It almost always is a significant warning signal when earnings season is upon us and the trading pattern of your stock inexplicably changes. You can always tell that something is different. If what you think should be happening is not being confirmed in the price of the stock, you get a bad feeling in your gut. But you say to yourself, lets wait for earnings, all will be better then. But almost always, it is earnings that will not meet consensus estimates that is the problem. The problem is the insiders already know and are dumping the stock in advance of the report because they "know" there will be disappointment. We all just experienced this with BR. It all started at $45.00, look at the chart.
It does appear to me that Bobby Shackouls and his management team are taking an ultraconservative approach to running the company to the point that they are willing to let gas and oil production languish rather than spend money to try and boost it. Which means that they are probably trying to put together a string of improving quarterly numbers as a prelude to selling the company. The writing appears to be firmly on the wall. I hope I am correct and that it happens sooner rather than later for the sake of all us longs. On the other hand, Bobby Shackouls might just be inept at running BR in this day and age and it is time for a BOD press release to the effect "The BOD of BR met with Bobby Shackouls and discussed the situation at the company and unanimously decided it was time for a change." "Bobby has left the company to spend more time with his family and enjoy his ranch." "He will be replaced by.........."

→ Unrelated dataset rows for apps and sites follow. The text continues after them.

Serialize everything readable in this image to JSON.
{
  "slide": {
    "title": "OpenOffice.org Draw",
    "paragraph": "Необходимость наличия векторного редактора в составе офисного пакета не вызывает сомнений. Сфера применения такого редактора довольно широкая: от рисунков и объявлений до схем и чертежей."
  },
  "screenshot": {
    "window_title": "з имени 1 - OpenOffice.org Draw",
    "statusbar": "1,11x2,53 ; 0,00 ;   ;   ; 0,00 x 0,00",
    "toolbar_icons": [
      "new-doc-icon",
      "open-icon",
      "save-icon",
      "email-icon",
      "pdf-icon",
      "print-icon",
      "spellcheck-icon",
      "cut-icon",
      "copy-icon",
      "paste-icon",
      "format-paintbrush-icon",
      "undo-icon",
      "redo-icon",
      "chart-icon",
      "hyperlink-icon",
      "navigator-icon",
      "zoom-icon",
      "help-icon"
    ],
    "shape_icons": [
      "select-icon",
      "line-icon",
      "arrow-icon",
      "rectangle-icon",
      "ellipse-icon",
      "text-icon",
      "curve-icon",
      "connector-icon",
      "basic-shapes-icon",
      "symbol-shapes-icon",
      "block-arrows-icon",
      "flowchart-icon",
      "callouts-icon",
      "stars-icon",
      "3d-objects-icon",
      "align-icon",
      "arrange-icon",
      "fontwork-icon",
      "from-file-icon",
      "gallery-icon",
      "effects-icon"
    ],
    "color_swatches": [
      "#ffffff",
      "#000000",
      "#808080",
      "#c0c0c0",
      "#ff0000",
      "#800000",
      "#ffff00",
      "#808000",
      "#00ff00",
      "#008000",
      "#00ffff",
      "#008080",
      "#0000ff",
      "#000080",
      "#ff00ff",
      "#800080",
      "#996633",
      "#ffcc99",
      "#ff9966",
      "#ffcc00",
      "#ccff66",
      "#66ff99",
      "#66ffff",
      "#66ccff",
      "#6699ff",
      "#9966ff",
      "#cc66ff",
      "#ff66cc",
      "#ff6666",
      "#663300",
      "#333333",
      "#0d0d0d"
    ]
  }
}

first i thought the insider sales were pretty tame back when the stock was 41 and 44 so i did not have problems with that. it was public anyway.
i do have a PROBLEM with the reported average price for the natural gas for the quarter. the earnings press release states the average price for the 2Q00 ng was $2.44. ok let's do some simple math based on br's own public documents and the price open market ng in 2Q00. br's annual report states exactly the amount of ng hedged in 2000 at a price of $2.43. we know from many statements from company people that about 900 mcf per day of br's ng production was hedged, which is a little less than 50% (i think the daily production rate was 1,900 mcf (someone correct me if wrong) of the daily production on ng. to sort of support this a presentation on br's website to banc of america analysts meeting on june 22, 2000, states that the hedge number is 886 mcf at $2.53/mcf (i think that is right, but i am doing this from memory).
we know the price during 2Q00 was between $3 and $4+, so how could half the ng production plus the hedged ng production average price be only $2.44 average? i was very surprised no analyst asked about the average price of ng. if we are being told the true story on hedges, then something seems wrong with the $2.44 ng price. can anybody figure this out or does anyone already know the answer?
also the conf. call was weak. i cannot believe that we just heard about a 7% production curtailment during 2Q00 due to unscheduled downtime (read problems). hey management, the reason so many analysts asked you on the conf. call about "anymore surprises" is due to the surprises you dumped out today. br management must learn to be more transparent during the quarter. the next to last statement and question was good. the analyst told them what was not going right and asked whether bobby was planning to sell the company. i hope the company is in play. last year i heard that texaco was interested. br has a lot of ng that they don't seem to be able to get out at today's prices.
consider the difference between the Merc gas location and BR's production locations. This basis may explain part of the difference - also is Canada gas the same price as US gas? Also do they not have gas in the North Sea that may be priced differently. I do not understand when they quote $/mcf and if that is the same as $/mmbtu? Seems like they are the same only if BR's gas is exactly 1 mmbtu per mcf.